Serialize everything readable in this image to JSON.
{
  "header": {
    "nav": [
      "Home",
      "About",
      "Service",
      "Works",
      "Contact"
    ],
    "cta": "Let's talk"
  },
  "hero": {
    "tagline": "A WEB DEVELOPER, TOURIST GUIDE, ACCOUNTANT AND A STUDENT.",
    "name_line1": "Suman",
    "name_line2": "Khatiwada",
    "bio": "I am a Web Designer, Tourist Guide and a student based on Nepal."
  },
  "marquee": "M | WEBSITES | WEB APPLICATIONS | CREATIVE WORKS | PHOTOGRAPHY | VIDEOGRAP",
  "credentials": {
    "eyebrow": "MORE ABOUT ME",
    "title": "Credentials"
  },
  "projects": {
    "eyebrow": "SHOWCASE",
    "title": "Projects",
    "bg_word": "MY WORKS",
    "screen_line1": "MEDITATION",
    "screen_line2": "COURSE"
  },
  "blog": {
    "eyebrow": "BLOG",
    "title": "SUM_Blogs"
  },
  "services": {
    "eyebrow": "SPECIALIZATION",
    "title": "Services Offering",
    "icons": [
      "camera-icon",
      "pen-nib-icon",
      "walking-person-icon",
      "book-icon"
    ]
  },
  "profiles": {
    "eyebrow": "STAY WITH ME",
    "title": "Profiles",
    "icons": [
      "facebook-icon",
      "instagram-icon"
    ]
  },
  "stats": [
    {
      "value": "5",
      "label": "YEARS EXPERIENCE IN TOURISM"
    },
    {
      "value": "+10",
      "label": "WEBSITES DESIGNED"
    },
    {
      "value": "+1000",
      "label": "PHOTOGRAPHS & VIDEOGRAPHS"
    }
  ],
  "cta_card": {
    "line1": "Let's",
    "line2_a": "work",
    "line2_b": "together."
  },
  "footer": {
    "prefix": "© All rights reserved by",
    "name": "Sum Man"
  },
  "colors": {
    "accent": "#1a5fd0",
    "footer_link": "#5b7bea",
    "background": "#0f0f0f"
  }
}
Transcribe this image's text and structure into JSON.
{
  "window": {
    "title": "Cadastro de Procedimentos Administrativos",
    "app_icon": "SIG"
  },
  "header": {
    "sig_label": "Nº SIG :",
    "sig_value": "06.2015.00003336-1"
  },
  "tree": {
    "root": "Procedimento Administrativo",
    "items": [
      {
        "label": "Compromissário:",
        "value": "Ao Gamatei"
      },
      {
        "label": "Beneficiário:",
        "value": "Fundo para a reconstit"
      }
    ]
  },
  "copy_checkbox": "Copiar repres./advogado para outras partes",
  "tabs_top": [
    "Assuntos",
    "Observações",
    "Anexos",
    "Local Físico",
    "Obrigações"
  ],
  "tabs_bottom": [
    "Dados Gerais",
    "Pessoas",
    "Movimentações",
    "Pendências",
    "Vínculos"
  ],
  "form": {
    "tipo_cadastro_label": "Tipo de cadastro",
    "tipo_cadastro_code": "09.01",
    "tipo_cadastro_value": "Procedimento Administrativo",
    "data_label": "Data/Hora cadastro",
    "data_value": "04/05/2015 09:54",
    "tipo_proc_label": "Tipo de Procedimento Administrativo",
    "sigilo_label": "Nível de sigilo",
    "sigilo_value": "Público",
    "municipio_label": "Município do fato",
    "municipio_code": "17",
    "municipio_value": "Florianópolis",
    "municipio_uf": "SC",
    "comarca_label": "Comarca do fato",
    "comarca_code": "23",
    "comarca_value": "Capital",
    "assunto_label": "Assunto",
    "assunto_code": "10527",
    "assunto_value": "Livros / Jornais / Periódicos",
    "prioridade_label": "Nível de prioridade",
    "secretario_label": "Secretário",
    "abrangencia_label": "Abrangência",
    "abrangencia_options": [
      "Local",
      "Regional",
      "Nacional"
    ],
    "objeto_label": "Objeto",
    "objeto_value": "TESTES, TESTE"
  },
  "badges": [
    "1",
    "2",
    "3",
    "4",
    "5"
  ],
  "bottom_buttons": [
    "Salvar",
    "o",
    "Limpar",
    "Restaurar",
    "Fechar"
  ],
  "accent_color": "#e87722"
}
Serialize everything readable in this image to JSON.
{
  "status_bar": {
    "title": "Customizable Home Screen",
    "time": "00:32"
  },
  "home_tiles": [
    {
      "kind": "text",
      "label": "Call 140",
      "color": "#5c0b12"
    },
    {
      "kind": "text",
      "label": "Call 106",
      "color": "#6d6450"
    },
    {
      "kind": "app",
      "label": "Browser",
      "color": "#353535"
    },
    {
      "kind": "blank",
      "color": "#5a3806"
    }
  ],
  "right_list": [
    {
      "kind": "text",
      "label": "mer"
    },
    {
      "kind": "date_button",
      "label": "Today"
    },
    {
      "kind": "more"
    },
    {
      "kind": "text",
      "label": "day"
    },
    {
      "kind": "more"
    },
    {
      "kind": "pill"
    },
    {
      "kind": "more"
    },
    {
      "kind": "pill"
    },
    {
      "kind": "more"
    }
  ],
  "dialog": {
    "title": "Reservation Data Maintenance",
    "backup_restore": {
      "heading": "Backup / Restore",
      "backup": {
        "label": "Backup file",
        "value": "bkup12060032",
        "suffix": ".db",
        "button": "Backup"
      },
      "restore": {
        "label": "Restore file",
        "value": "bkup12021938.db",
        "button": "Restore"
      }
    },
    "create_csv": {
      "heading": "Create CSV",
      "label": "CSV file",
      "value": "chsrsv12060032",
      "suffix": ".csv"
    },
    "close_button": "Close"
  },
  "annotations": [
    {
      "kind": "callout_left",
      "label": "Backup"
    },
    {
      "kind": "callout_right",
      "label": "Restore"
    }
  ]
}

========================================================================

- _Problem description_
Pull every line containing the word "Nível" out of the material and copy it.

- _Answer for this exercise_
    "sigilo_label": "Nível de sigilo",
    "prioridade_label": "Nível de prioridade",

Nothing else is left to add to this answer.